*** STUDY MATERIAL ***

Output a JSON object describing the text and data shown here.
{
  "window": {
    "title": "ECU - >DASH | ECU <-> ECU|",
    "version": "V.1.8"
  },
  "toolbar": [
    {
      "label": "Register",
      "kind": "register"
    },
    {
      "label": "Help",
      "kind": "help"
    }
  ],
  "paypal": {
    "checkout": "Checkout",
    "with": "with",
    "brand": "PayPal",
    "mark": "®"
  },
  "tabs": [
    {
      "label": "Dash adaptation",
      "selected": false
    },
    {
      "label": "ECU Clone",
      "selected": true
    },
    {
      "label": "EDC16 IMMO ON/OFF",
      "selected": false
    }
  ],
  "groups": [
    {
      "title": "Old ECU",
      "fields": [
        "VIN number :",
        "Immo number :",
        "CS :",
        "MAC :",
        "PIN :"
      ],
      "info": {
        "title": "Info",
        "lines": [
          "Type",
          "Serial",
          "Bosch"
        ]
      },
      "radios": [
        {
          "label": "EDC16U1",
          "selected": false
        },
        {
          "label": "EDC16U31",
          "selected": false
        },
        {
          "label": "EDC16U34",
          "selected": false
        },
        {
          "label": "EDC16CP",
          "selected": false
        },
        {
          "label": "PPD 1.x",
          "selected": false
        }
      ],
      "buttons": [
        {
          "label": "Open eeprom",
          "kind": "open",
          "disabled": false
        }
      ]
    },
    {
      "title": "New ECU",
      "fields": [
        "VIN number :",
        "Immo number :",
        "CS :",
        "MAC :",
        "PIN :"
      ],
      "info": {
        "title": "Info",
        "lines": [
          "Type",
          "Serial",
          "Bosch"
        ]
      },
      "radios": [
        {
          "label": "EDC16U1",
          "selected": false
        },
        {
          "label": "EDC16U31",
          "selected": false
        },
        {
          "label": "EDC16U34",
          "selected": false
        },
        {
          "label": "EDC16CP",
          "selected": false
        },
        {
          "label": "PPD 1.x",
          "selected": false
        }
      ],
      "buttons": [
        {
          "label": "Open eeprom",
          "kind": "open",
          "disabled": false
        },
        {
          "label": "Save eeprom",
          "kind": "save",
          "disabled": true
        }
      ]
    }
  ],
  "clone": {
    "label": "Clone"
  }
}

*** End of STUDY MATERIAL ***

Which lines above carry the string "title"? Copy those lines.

    "title": "ECU - >DASH | ECU <-> ECU|",
      "title": "Old ECU",
        "title": "Info",
      "title": "New ECU",
        "title": "Info",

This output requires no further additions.